Caitlin Status, “Up in Ypsilanti.” Being a Brit, and possibly because of a gap in my history knowledge, I had never come across the phrase ‘Rosie the Riveter’, which a few of you used to great effect, including Caitlin, the author of this piece. The writer here expertly set the glamour and pain of war in juxtaposition with each other: ‘I reapplied my lipstick and did one final hair check before closing the compact’ / ‘I’m a widow and only child at twenty because of this war’. There was an impressive use of dialogue and setting in this piece.


Robin Abess, “We Three.”  The repetition and rhythm is this story emphasizes a sense of bleakness: ‘we three do what we three do.’ The first part of the piece is filled with a supreme sense of sadness – ‘we have no names, although we did once’ – as the identities of the three welders merge. Yet, it is individuality here that causes rage and then murder, and finally suicide – ‘I disappeared into the fire.’ Robin has written a wonderful ending where the three welders are doomed to once again continue their task, as penance for their defiance.


Margaret Locke, “Superior Plumbing.” I think this might be my favourite start to a flash fiction piece ever: ‘Penis envy, my ass, Charlotte thought as she bent over the metal tube. Freud was an idiot.’ Ha! This story shines a spotlight on the skill of women in untraditional roles using clever plotting and beautiful phrasing: ‘Charlotte ignored him as the molten metal responded to her commands.’ The writer deals with sexism and uses period language effectively: ‘girly’, ‘boy-o’, ‘bug-eyed’. Best of all, the feisty, competent female protagonist makes me smile: ‘one slip of the welding iron and you’ll be needing replacement pipes yourself.’

And now: for her second time, it’s Flash! Friday  




“The Factory”

This was a unique take on the prompt, which is about clones in a factory. The themes of power, vengeance and loneliness are amplified by the use of repetition. It’s a cracking piece of experimental flash fiction, in which the author repeats almost every sentence and punctuation mark, thus reducing her word count and meaning that every word had to be chosen with additional precision. The double pain conveyed in the story is haunting – ‘We We see see reflected reflected in in each each other other despair despair’ – and gives a sense of imprisonment. As the reader, the robotic monotony of these sad clone voices filled my head. Even the white space works hard in this story. The lack of repetition when talking about the supervisors – ‘The Singles are armed’ – emphasizes their role as the aggressors. The final sentence is both poetic and terrifying: ‘So So we we sit sit side side by by side side echoing echoing a a desire desire for for revenge revenge.’ Congratulations, Marie!
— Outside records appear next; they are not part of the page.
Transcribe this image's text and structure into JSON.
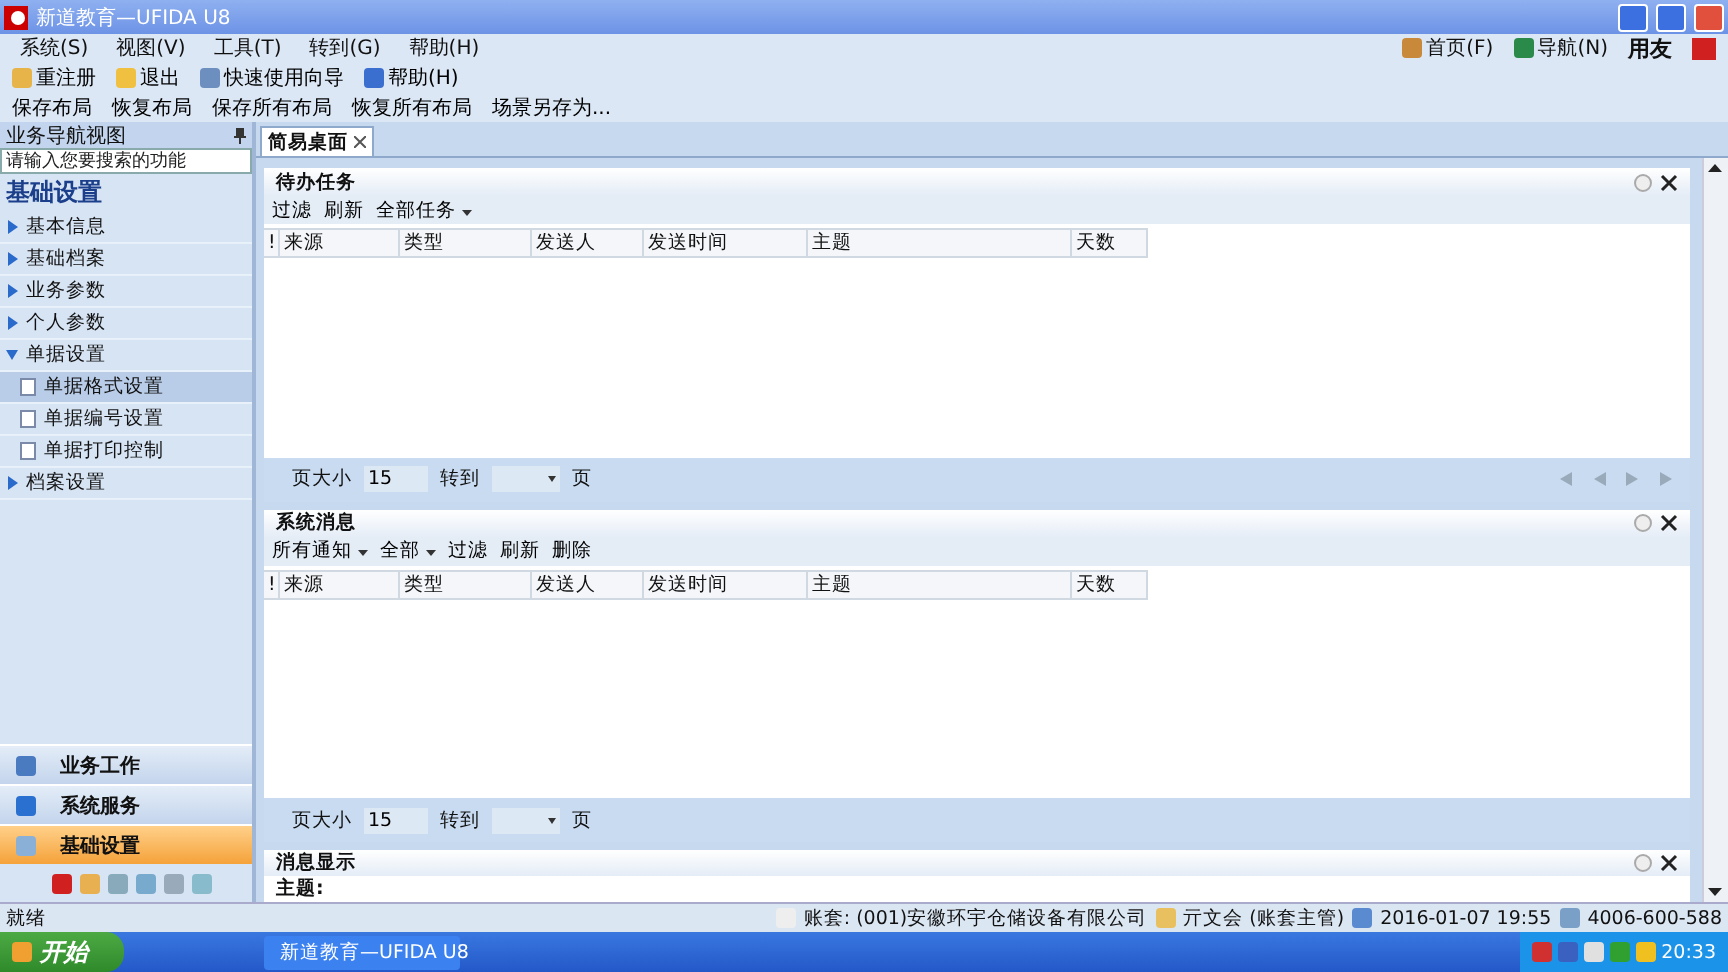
{
  "window": {
    "title": "新道教育—UFIDA U8"
  },
  "menu": [
    "系统(S)",
    "视图(V)",
    "工具(T)",
    "转到(G)",
    "帮助(H)"
  ],
  "toolbar": [
    {
      "label": "重注册"
    },
    {
      "label": "退出"
    },
    {
      "label": "快速使用向导"
    },
    {
      "label": "帮助(H)"
    }
  ],
  "layout_toolbar": [
    "保存布局",
    "恢复布局",
    "保存所有布局",
    "恢复所有布局",
    "场景另存为..."
  ],
  "header_links": [
    {
      "label": "首页(F)"
    },
    {
      "label": "导航(N)"
    }
  ],
  "brand": "用友",
  "nav": {
    "title": "业务导航视图",
    "search_placeholder": "请输入您要搜索的功能",
    "section": "基础设置",
    "items": [
      {
        "label": "基本信息",
        "expanded": false
      },
      {
        "label": "基础档案",
        "expanded": false
      },
      {
        "label": "业务参数",
        "expanded": false
      },
      {
        "label": "个人参数",
        "expanded": false
      },
      {
        "label": "单据设置",
        "expanded": true,
        "children": [
          {
            "label": "单据格式设置",
            "selected": true
          },
          {
            "label": "单据编号设置",
            "selected": false
          },
          {
            "label": "单据打印控制",
            "selected": false
          }
        ]
      },
      {
        "label": "档案设置",
        "expanded": false
      }
    ]
  },
  "nav_buttons": [
    {
      "label": "业务工作",
      "selected": false
    },
    {
      "label": "系统服务",
      "selected": false
    },
    {
      "label": "基础设置",
      "selected": true
    }
  ],
  "tabs": [
    {
      "label": "简易桌面",
      "selected": true
    }
  ],
  "panels": [
    {
      "kind": "grid",
      "title": "待办任务",
      "actions": [
        {
          "label": "过滤",
          "dropdown": false
        },
        {
          "label": "刷新",
          "dropdown": false
        },
        {
          "label": "全部任务",
          "dropdown": true
        }
      ],
      "columns": [
        "!",
        "来源",
        "类型",
        "发送人",
        "发送时间",
        "主题",
        "天数"
      ],
      "pager": {
        "size_label": "页大小",
        "size": "15",
        "goto_label": "转到",
        "page_label": "页"
      }
    },
    {
      "kind": "grid",
      "title": "系统消息",
      "actions": [
        {
          "label": "所有通知",
          "dropdown": true
        },
        {
          "label": "全部",
          "dropdown": true
        },
        {
          "label": "过滤",
          "dropdown": false
        },
        {
          "label": "刷新",
          "dropdown": false
        },
        {
          "label": "删除",
          "dropdown": false
        }
      ],
      "columns": [
        "!",
        "来源",
        "类型",
        "发送人",
        "发送时间",
        "主题",
        "天数"
      ],
      "pager": {
        "size_label": "页大小",
        "size": "15",
        "goto_label": "转到",
        "page_label": "页"
      }
    },
    {
      "kind": "message",
      "title": "消息显示",
      "field_label": "主题:"
    }
  ],
  "status_bar": {
    "text": "就绪",
    "account": "账套: (001)安徽环宇仓储设备有限公司",
    "user": "亓文会 (账套主管)",
    "datetime": "2016-01-07  19:55",
    "phone": "4006-600-588"
  },
  "taskbar": {
    "start": "开始",
    "window": "新道教育—UFIDA U8",
    "clock": "20:33"
  }
}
Hauntingly amazing job, Marie! Your winner’s badge waits for you below. Here is your updated winner’s page and your winning tale on the winners’ wall. Please contact me here asap so I can interview you for Wednesday’s #SixtySeconds feature. And here is your winning story:

The Factory

They They cloned cloned us us.. Doubled Doubled the the workforce workforce in in a a year year.. We We work work two two by by two two,, side side by by side side,,with with our our Doppelgänger Doppelganger.. We we look look into into our our own own strange strange eyes eyes and and see see how how dead dead they they are are.. We We are are the the other’s other’s prison prison..

The Singles supervise.

There There is is no no opportunity opportunity for for us us to to break break free free. We We see see reflected reflected in in each each other other despair despair..

The Singles are armed.

We we think think to to destroy destroy the the supervisors supervisors.. So So we we sit sit side side by by side side echoing echoing a a desire desire for for revenge revenge..